» **EXERCISE PROMPT**
Each line of the records below that contains "JSON" needs to be copied.

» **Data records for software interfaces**
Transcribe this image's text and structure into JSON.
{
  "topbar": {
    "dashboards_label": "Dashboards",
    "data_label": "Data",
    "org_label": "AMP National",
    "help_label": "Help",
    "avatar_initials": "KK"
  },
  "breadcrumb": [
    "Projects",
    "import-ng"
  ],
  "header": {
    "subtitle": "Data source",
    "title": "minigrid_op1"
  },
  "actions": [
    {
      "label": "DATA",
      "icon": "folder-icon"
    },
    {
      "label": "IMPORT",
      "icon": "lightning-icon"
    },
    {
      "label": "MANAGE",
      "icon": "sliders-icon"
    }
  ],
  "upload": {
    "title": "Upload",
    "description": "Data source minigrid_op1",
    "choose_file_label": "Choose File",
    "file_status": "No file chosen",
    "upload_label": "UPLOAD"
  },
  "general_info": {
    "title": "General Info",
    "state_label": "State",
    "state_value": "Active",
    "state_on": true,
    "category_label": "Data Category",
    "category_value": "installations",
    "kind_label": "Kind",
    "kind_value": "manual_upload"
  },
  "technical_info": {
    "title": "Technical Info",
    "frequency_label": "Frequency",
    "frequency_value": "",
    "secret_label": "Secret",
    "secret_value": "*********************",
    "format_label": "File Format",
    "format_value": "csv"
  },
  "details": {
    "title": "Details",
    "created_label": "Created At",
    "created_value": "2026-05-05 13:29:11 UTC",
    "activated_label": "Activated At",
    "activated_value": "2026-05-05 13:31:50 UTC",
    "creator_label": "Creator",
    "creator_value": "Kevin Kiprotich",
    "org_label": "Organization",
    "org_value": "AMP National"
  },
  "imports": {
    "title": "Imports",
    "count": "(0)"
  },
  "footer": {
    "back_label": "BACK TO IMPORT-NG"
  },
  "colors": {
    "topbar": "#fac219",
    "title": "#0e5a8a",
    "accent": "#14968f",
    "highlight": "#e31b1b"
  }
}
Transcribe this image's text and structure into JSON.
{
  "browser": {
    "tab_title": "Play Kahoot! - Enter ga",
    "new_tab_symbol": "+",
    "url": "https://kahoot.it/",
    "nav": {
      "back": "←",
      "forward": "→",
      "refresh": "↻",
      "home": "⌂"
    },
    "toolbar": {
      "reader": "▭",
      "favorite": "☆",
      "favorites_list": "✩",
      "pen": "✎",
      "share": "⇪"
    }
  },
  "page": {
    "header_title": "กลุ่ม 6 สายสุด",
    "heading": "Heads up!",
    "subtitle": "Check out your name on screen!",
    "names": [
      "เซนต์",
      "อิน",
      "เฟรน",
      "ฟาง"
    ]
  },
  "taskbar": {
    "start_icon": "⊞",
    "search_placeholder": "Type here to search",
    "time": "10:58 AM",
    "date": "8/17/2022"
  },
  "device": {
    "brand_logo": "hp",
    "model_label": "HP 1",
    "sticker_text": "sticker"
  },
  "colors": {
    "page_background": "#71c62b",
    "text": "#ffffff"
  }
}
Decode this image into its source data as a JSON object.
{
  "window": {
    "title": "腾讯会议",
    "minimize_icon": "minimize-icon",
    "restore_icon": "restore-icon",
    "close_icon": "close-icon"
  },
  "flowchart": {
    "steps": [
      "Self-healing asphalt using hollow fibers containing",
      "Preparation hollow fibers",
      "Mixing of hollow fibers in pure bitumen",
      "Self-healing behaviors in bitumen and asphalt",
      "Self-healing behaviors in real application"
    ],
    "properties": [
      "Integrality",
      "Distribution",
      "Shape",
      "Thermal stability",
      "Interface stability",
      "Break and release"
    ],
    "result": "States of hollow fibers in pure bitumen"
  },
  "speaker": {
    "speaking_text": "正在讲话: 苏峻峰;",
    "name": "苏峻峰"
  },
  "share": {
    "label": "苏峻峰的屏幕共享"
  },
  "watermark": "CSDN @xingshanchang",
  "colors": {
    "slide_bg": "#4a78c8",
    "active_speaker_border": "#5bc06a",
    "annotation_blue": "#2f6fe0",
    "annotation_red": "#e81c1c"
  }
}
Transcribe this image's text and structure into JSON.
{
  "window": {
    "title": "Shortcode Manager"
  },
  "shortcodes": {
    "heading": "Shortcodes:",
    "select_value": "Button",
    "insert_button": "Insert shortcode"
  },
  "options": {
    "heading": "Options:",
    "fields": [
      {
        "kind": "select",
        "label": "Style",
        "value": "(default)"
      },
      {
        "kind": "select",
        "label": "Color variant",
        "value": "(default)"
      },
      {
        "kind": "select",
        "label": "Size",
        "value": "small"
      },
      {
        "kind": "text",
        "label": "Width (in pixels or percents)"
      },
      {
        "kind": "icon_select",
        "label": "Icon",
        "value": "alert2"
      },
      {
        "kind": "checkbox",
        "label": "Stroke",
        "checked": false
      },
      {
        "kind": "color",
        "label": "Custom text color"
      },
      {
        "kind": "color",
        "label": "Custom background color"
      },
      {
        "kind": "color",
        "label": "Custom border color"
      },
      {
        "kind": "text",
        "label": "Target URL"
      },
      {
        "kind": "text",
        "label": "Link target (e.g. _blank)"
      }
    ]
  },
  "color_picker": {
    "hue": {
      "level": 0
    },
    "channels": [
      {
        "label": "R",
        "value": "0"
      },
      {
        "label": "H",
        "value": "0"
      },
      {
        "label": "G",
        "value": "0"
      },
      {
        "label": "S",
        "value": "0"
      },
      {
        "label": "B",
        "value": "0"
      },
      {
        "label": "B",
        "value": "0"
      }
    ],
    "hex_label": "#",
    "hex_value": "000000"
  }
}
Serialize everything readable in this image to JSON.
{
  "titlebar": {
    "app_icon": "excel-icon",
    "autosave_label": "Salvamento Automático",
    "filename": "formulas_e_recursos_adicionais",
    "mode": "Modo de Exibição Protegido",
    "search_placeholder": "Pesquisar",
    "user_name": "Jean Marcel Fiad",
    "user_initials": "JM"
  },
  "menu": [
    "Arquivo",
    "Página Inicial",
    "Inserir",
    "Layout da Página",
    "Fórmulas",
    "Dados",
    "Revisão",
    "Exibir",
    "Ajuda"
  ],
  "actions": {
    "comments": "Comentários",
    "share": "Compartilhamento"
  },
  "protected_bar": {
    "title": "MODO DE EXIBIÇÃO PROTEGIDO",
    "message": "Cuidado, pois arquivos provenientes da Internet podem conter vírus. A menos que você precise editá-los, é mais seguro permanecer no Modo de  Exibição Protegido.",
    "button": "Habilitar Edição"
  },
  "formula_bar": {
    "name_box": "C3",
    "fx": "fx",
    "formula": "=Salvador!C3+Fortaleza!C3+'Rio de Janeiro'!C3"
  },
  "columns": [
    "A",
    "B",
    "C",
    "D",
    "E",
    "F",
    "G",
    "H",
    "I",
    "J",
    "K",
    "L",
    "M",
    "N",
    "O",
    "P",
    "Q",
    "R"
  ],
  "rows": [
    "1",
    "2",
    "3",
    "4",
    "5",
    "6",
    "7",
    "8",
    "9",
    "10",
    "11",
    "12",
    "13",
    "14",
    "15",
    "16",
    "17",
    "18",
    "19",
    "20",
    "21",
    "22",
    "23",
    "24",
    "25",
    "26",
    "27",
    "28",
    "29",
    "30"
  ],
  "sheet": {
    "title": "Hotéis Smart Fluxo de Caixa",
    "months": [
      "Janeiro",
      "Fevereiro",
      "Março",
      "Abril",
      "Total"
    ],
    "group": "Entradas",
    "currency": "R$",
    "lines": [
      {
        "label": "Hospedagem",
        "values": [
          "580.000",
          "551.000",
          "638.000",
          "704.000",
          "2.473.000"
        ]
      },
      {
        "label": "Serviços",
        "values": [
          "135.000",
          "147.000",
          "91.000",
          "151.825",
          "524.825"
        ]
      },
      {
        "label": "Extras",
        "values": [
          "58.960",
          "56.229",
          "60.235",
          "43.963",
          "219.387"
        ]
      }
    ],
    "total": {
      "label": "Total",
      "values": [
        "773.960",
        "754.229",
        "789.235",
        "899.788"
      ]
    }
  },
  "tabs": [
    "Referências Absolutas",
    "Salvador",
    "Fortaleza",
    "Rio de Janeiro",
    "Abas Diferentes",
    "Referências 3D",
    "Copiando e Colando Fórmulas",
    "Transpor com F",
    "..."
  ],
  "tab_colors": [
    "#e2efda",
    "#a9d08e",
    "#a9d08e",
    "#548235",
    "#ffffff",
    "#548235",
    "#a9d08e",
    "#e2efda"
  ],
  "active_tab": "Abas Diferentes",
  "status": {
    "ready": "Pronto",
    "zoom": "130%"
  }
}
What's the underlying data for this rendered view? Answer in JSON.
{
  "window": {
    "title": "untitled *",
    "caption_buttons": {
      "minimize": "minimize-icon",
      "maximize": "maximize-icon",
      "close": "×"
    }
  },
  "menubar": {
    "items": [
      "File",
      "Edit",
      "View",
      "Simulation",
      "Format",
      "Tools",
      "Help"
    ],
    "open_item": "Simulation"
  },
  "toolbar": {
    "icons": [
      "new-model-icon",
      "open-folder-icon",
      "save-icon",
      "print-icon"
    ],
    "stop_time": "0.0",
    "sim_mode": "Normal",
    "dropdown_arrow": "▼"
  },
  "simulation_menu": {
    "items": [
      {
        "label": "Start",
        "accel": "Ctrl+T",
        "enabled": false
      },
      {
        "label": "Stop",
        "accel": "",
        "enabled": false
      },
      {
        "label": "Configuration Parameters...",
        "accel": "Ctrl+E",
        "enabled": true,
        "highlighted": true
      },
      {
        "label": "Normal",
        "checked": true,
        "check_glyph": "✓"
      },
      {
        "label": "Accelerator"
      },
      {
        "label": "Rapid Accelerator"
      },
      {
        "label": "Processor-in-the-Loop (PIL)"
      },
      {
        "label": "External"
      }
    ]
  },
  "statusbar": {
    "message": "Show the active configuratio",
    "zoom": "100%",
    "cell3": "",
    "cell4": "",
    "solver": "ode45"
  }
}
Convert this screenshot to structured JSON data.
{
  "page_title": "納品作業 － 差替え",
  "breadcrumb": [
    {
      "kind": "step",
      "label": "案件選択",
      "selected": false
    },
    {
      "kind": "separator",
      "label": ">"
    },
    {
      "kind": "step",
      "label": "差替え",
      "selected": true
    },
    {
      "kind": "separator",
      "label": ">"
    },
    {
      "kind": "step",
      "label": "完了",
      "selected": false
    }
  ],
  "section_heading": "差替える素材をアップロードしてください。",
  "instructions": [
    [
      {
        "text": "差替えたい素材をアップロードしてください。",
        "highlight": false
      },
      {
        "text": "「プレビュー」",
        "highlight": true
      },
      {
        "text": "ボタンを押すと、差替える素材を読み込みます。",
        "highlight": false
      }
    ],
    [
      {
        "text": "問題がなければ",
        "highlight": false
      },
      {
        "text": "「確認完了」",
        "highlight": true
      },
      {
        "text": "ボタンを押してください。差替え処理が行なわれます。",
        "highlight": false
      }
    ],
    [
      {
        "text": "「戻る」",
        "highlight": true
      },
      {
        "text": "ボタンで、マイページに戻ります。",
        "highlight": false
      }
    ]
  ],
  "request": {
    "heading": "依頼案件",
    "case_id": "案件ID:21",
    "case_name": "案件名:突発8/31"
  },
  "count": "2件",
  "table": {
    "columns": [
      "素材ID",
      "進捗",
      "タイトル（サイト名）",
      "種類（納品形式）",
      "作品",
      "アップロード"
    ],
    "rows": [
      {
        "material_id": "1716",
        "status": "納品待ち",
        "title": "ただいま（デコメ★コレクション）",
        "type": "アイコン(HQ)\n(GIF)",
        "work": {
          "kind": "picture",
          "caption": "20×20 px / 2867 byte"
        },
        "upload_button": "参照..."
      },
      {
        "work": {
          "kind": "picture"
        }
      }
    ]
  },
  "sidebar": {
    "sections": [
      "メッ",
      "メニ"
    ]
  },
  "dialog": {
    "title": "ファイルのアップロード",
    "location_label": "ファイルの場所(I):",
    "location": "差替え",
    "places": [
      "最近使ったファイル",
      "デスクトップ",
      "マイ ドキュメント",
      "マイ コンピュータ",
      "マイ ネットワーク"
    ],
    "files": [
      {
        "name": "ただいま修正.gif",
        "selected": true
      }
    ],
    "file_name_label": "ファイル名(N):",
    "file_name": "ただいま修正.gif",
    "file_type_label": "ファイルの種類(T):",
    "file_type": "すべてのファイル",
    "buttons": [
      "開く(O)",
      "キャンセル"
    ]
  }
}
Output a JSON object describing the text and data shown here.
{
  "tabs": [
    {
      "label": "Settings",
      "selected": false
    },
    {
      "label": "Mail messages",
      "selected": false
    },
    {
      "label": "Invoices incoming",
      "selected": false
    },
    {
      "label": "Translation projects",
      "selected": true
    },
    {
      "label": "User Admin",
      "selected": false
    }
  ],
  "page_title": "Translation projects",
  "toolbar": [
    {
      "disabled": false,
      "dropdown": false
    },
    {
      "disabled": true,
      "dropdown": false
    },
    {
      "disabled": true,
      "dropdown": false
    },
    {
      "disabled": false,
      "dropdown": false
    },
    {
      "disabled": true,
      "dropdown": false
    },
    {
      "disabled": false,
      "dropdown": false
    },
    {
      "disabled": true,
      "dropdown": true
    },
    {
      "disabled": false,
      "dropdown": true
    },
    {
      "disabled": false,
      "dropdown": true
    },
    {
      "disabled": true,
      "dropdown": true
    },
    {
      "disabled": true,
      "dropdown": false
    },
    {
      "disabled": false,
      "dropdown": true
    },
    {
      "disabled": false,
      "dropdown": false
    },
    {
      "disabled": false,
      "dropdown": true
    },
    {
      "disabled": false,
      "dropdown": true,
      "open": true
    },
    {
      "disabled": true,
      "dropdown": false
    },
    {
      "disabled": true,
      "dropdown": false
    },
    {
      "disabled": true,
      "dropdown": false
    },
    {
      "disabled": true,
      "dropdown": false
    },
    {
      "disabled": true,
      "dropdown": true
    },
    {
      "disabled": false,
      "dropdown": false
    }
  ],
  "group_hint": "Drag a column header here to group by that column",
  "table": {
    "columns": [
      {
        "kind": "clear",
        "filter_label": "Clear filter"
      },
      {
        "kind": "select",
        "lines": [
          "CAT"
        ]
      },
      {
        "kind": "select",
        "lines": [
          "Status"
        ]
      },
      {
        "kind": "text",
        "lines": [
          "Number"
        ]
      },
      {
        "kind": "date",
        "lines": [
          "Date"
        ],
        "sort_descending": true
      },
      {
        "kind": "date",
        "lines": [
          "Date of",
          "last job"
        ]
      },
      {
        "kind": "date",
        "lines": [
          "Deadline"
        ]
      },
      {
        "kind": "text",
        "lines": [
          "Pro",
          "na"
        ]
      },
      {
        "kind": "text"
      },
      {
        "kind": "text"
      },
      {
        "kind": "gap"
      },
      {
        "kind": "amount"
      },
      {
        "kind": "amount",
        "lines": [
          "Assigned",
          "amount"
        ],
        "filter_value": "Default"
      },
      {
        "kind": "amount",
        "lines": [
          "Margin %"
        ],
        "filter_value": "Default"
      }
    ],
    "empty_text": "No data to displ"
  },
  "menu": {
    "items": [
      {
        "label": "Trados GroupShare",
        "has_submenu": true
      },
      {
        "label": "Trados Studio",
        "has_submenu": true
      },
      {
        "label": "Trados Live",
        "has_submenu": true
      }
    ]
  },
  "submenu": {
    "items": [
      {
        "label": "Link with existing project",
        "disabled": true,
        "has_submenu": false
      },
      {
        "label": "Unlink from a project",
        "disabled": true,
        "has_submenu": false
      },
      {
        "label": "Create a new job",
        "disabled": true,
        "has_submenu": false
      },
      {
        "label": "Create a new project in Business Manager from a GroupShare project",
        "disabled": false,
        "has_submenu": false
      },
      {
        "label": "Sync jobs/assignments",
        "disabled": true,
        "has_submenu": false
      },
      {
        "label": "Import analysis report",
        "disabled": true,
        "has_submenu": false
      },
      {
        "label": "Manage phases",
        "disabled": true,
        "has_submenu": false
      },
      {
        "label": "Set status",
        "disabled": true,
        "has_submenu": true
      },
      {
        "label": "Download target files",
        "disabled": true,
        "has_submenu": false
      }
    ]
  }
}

» **ANSWER BOX**
Transcribe this image's text and structure into JSON.
Transcribe this image's text and structure into JSON.
Decode this image into its source data as a JSON object.
Transcribe this image's text and structure into JSON.
Serialize everything readable in this image to JSON.
What's the underlying data for this rendered view? Answer in JSON.
Convert this screenshot to structured JSON data.
Output a JSON object describing the text and data shown here.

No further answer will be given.